U.S. Supreme Court Holds that Non-Union “Quasi” Public Employees May Not Be Forced to Pay Agency Fees to Union

Tuesday, July 29, 2014

On June 30, 2014, the United States Supreme Court rendered a 5-4 decision holding that the agency-fee provision of the Illinois Public Labor Relations Act (PLRA) violated the First Amendment. Harris v. Quinn, No. 11-681, 2014 WL 2921708 (June 30, 2014). Read More

Supreme Court Holds Public Employee’s Testimony is Protected by First Amendment

Thursday, July 24, 2014

In a unanimous decision authored by Justice Sotomayor, the United States Supreme Court held that the First Amendment protects a public employee who provides truthful sworn testimony, compelled by subpoena, outside the scope of his ordinary job responsibilities. Lane v. Franks, No. 13-483, 2014 WL 2765285 (2014). Read More

EEOC Issues Enforcement Guidance on Pregnancy Discrimination

Wednesday, July 16, 2014

On July 14, 2014 the U.S. Equal Employment Opportunity Commission (EEOC) issued an Enforcement Guidance on Pregnancy Discrimination and Related Issues. In this Guidance, the EEOC outlines its views on various pregnancy-related issues, including the scope of the Pregnancy Discrimination Act’s (PDA) coverage (which extends not only to a current pregnancy, but also to past pregnancies and a woman’s potential to become pregnant), the relationship between the PDA and the Americans With Disabilities Act (ADA) and the duty to provide reasonable accommodations, circumstances under which employers may be required to provide light duty to pregnant workers, “parental leave” (which is distinct from medical leave associated with pregnancy or childbirth) as it applies to both genders and general “best practices” to avoid unlawful pregnancy discrimination in the workplace. Read More

U.S. Supreme Court to Tackle the EEOC’s Duty to Conciliate

Thursday, July 10, 2014

On June 30, 2014, the United States Supreme Court granted an employer’s petition for certiorari to address whether a court may dissect the U.S. Equal Employment Opportunity Commission’s (EEOC) obligation under Title VII of the Federal Civil Rights Act of 1964 (Title VII) to conciliate discrimination claims before filing suit and, relatedly, whether employers can use the EEOC’s failure to conciliate as an affirmative defense. Mach Mining, LLC v. E.E.O.C., 738 F.3d 171 (7th Cir. 2013), cert. granted, No. 13-1019, 2014 WL 713205 (June 30, 2014). The Court’s decision to address the EEOC’s duty to conciliate has the potential to significantly change the landscape of employment discrimination cases. Read More

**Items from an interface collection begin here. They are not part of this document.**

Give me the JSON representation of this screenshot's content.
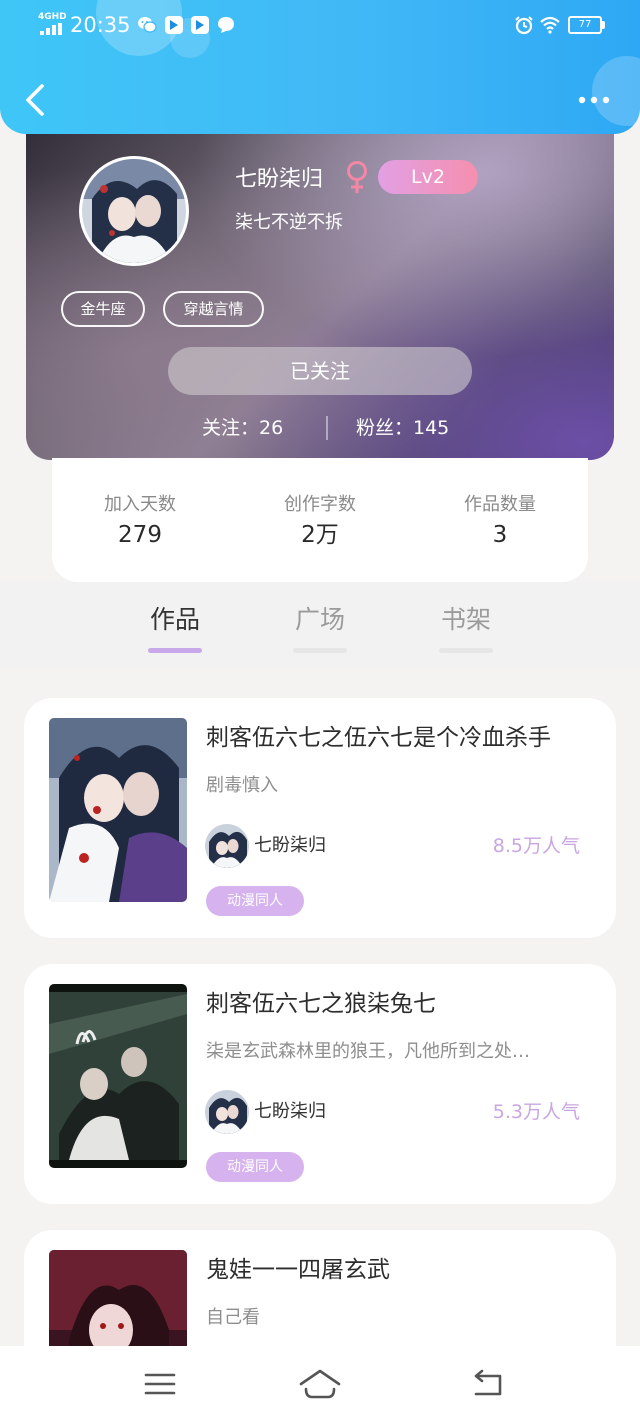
{
  "status_bar": {
    "network": "4GHD",
    "time": "20:35",
    "battery": "77"
  },
  "header": {
    "back_icon": "chevron-left-icon",
    "more_icon": "more-dots-icon"
  },
  "profile": {
    "name": "七盼柒归",
    "gender_icon": "female-icon",
    "level": "Lv2",
    "signature": "柒七不逆不拆",
    "tags": [
      "金牛座",
      "穿越言情"
    ],
    "follow_button": "已关注",
    "following_label": "关注：26",
    "followers_label": "粉丝：145"
  },
  "stats": [
    {
      "label": "加入天数",
      "value": "279"
    },
    {
      "label": "创作字数",
      "value": "2万"
    },
    {
      "label": "作品数量",
      "value": "3"
    }
  ],
  "tabs": [
    {
      "label": "作品",
      "active": true
    },
    {
      "label": "广场",
      "active": false
    },
    {
      "label": "书架",
      "active": false
    }
  ],
  "works": [
    {
      "title": "刺客伍六七之伍六七是个冷血杀手",
      "desc": "剧毒慎入",
      "author": "七盼柒归",
      "popularity": "8.5万人气",
      "tag": "动漫同人"
    },
    {
      "title": "刺客伍六七之狼柒兔七",
      "desc": "柒是玄武森林里的狼王，凡他所到之处…",
      "author": "七盼柒归",
      "popularity": "5.3万人气",
      "tag": "动漫同人"
    },
    {
      "title": "鬼娃一一四屠玄武",
      "desc": "自己看",
      "author": "",
      "popularity": "",
      "tag": ""
    }
  ],
  "nav": {
    "menu_icon": "menu-icon",
    "home_icon": "home-icon",
    "back_icon": "back-icon"
  },
  "colors": {
    "header": "#41b8f6",
    "accent_purple": "#d6b3ef",
    "popularity": "#c9a6e2",
    "level_badge": "#f58fae"
  }
}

EEOC Informal Discussion Letter Highlights Best Practices for ADA Reasonable Accommodation Policies and Forms

Wednesday, June 18, 2014

The United States Equal Employment Opportunity Commission (EEOC) recently issued an informal discussion letter in response to a letter inquiry from an employer concerning a sample reasonable accommodation policy and accompanying sample forms. Read More

Municipal Employer Refused to Bargain in Good Faith When it Unilaterally Discontinued the Practice of Assigning Take Home Cars to Certain Employees

Tuesday, June 17, 2014

A divided New York Court of Appeals recently ruled that the Town of Islip’s permanent assignment of “take home” vehicles to certain employees was a past practice regarding terms and conditions of employment and, as such, it qualified as a mandatory subject of bargaining, which the Town could not unilaterally discontinue. Town of Islip v. New York State Public Employment Relations Board (PERB), 2014 WL 2515720 (June 5, 2014). However, the Court also determined that PERB’s remedial order, which required the Town to restore vehicle assignments to the affected employees, was unreasonable because the vehicles had been sold. Read More

New Guidance Changing the Notification Requirements for Employers Under COBRA

Thursday, May 8, 2014

On May 2, the U.S. Department of Labor (DOL) and the U.S. Department of Health & Human Services announced new guidance changing the notification requirements for employers under COBRA. Under the new regulations, employers are now required to provide information to employees regarding available federal or state Marketplace options as well as the special enrollment period that pertains to COBRA enrollees. Read More